### PROVIDED ENTRIES
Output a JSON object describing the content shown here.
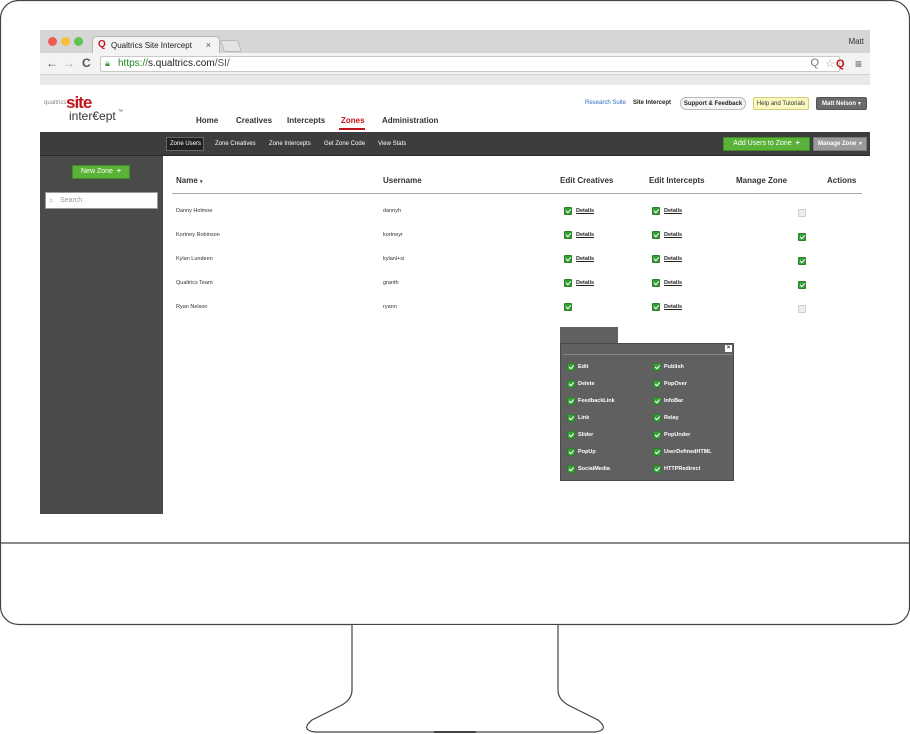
{
  "browser": {
    "tab_title": "Qualtrics Site Intercept",
    "tab_close": "×",
    "user": "Matt",
    "url_https": "https://",
    "url_host": "s.qualtrics.com",
    "url_path": "/SI/",
    "nav_back": "←",
    "nav_forward": "→",
    "nav_reload": "C",
    "zoom_icon": "Q",
    "star_icon": "☆",
    "menu_icon": "≡",
    "ext_icon": "Q"
  },
  "logo": {
    "qualtrics": "qualtrics",
    "site": "site",
    "intercept": "inter€ept",
    "tm": "™"
  },
  "header": {
    "links": {
      "research_suite": "Research Suite",
      "site_intercept": "Site Intercept"
    },
    "support_btn": "Support & Feedback",
    "help_btn": "Help and Tutorials",
    "user_btn": "Matt Nelson",
    "nav": [
      "Home",
      "Creatives",
      "Intercepts",
      "Zones",
      "Administration"
    ]
  },
  "subnav": {
    "tabs": [
      "Zone Users",
      "Zone Creatives",
      "Zone Intercepts",
      "Get Zone Code",
      "View Stats"
    ],
    "add_users": "Add Users to Zone",
    "manage_zone": "Manage Zone"
  },
  "sidebar": {
    "new_zone": "New Zone",
    "search_placeholder": "Search"
  },
  "table": {
    "headers": [
      "Name",
      "Username",
      "Edit Creatives",
      "Edit Intercepts",
      "Manage Zone",
      "Actions"
    ],
    "details_label": "Details",
    "rows": [
      {
        "name": "Danny Holmoe",
        "username": "dannyh",
        "manage": false
      },
      {
        "name": "Kortney Robinson",
        "username": "kortneyr",
        "manage": true
      },
      {
        "name": "Kylan Lundeen",
        "username": "kylanl+si",
        "manage": true
      },
      {
        "name": "Qualtrics Team",
        "username": "granth",
        "manage": true
      },
      {
        "name": "Ryan Nelson",
        "username": "ryann",
        "manage": false
      }
    ]
  },
  "popup": {
    "close": "×",
    "left": [
      "Edit",
      "Delete",
      "FeedbackLink",
      "Link",
      "Slider",
      "PopUp",
      "SocialMedia"
    ],
    "right": [
      "Publish",
      "PopOver",
      "InfoBar",
      "Relay",
      "PopUnder",
      "UserDefinedHTML",
      "HTTPRedirect"
    ]
  },
  "colors": {
    "brand_red": "#c0151b",
    "green": "#5ab238",
    "dark_bar": "#3d3d3d",
    "sidebar": "#4a4a4a"
  }
}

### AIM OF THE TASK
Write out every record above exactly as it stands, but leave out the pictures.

### WRITTEN ANSWER
Output a JSON object describing the content shown here.
{
  "browser": {
    "tab_title": "Qualtrics Site Intercept",
    "tab_close": "×",
    "user": "Matt",
    "url_https": "https://",
    "url_host": "s.qualtrics.com",
    "url_path": "/SI/",
    "nav_back": "←",
    "nav_forward": "→",
    "nav_reload": "C",
    "zoom_icon": "Q",
    "star_icon": "☆",
    "menu_icon": "≡",
    "ext_icon": "Q"
  },
  "logo": {
    "qualtrics": "qualtrics",
    "site": "site",
    "intercept": "inter€ept",
    "tm": "™"
  },
  "header": {
    "links": {
      "research_suite": "Research Suite",
      "site_intercept": "Site Intercept"
    },
    "support_btn": "Support & Feedback",
    "help_btn": "Help and Tutorials",
    "user_btn": "Matt Nelson",
    "nav": [
      "Home",
      "Creatives",
      "Intercepts",
      "Zones",
      "Administration"
    ]
  },
  "subnav": {
    "tabs": [
      "Zone Users",
      "Zone Creatives",
      "Zone Intercepts",
      "Get Zone Code",
      "View Stats"
    ],
    "add_users": "Add Users to Zone",
    "manage_zone": "Manage Zone"
  },
  "sidebar": {
    "new_zone": "New Zone",
    "search_placeholder": "Search"
  },
  "table": {
    "headers": [
      "Name",
      "Username",
      "Edit Creatives",
      "Edit Intercepts",
      "Manage Zone",
      "Actions"
    ],
    "details_label": "Details",
    "rows": [
      {
        "name": "Danny Holmoe",
        "username": "dannyh",
        "manage": false
      },
      {
        "name": "Kortney Robinson",
        "username": "kortneyr",
        "manage": true
      },
      {
        "name": "Kylan Lundeen",
        "username": "kylanl+si",
        "manage": true
      },
      {
        "name": "Qualtrics Team",
        "username": "granth",
        "manage": true
      },
      {
        "name": "Ryan Nelson",
        "username": "ryann",
        "manage": false
      }
    ]
  },
  "popup": {
    "close": "×",
    "left": [
      "Edit",
      "Delete",
      "FeedbackLink",
      "Link",
      "Slider",
      "PopUp",
      "SocialMedia"
    ],
    "right": [
      "Publish",
      "PopOver",
      "InfoBar",
      "Relay",
      "PopUnder",
      "UserDefinedHTML",
      "HTTPRedirect"
    ]
  },
  "colors": {
    "brand_red": "#c0151b",
    "green": "#5ab238",
    "dark_bar": "#3d3d3d",
    "sidebar": "#4a4a4a"
  }
}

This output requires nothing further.